Partnerships are critical to take South Africa forward and we know government alone will not succeed without the support of civil society.
The South African Police Service (SAPS) is one such department that always stresses the need partnerships.
But, it’s only talk!
They are not serious at all about partnerships and often alienate communities and the business sector.
I am inundated with calls every week from individuals, NGO’s and companies who want to assist in the fight again crime. They come up with innovative ideas and suggestions.
But, most don’t even get the courtesy of an acknowledgment letter when they write to the police leadership and even politicians.
This is a sad indictment on the SAPS and on our government.
The National Development Plan (NDP) talks about active citizenry. And yet when ordinary citizens take the lead and want to become active, they are shown the finger.
I was convinced that Fikile Mbalula would take partnerships to a new level when he took over as police minister. But, very little has changed so far. Let’s give him a few more months and see if things improve.
The police treat many communities with contempt. No wonder public confidence in the SAPS is so poor.
The same can be said of many other government departments on a national, provincial and local level.
I had a company approaching me wanting to invest millions of rands to make our cities safer. We are still waiting for the City of Johannesburg and Tshwane Metro to respond.
Another NGO offered to give the SAPS groundbreaking technology at no cost.

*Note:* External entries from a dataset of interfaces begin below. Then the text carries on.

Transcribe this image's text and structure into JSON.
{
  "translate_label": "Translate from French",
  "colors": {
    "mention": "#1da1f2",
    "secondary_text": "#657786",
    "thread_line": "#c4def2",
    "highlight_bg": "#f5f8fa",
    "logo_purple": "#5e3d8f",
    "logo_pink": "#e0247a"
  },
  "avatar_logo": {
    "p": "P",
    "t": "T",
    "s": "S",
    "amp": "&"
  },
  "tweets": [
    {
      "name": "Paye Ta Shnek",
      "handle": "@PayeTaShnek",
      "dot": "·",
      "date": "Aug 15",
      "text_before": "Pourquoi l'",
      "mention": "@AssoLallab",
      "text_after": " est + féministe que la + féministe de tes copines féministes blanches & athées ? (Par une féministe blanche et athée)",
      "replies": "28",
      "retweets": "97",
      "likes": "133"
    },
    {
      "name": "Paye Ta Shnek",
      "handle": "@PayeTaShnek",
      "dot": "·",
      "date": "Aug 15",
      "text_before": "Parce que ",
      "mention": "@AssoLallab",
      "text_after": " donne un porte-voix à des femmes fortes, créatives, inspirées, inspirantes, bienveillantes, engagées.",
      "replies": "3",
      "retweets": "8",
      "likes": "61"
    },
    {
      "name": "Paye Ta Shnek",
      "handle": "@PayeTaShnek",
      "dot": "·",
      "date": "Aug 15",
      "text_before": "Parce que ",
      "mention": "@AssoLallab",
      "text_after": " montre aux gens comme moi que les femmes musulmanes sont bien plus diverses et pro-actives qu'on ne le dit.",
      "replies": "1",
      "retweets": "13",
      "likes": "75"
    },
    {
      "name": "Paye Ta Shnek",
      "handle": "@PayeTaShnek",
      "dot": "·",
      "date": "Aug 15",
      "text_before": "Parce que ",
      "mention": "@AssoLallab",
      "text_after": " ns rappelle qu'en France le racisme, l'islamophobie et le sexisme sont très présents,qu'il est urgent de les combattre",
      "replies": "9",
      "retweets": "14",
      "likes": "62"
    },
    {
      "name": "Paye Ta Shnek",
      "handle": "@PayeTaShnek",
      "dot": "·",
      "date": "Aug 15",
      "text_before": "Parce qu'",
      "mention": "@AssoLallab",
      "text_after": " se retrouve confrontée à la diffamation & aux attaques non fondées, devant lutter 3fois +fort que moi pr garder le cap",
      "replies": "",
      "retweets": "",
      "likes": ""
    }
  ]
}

Again, not even a reply.
It’s simple: if these government departments are not keen on partnerships, corporates will invest their money and time elsewhere.
If the police think they can fight crime alone, good luck!
It’s time they smell the roses and wake up to the fact that they will not succeed without partnerships and support from the public.
*Yusuf Abramjee is an anti-crime activist and Namola’s Chief Ambassador